----- Record set

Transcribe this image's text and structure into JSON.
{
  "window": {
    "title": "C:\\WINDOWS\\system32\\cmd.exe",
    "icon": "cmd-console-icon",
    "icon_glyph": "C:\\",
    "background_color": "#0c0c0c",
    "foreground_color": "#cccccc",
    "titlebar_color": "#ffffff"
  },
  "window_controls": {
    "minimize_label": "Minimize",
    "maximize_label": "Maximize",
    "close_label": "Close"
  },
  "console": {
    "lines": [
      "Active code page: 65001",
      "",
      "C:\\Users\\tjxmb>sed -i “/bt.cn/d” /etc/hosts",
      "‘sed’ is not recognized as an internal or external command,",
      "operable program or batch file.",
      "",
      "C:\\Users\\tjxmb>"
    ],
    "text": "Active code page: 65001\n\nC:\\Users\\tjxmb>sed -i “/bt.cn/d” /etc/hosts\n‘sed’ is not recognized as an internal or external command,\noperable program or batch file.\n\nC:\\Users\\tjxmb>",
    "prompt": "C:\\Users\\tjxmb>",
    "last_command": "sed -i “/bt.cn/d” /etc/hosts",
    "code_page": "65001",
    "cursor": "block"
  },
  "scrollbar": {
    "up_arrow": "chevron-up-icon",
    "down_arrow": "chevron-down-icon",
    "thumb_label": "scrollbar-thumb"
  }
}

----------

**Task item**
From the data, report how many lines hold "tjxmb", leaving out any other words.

**Result**
4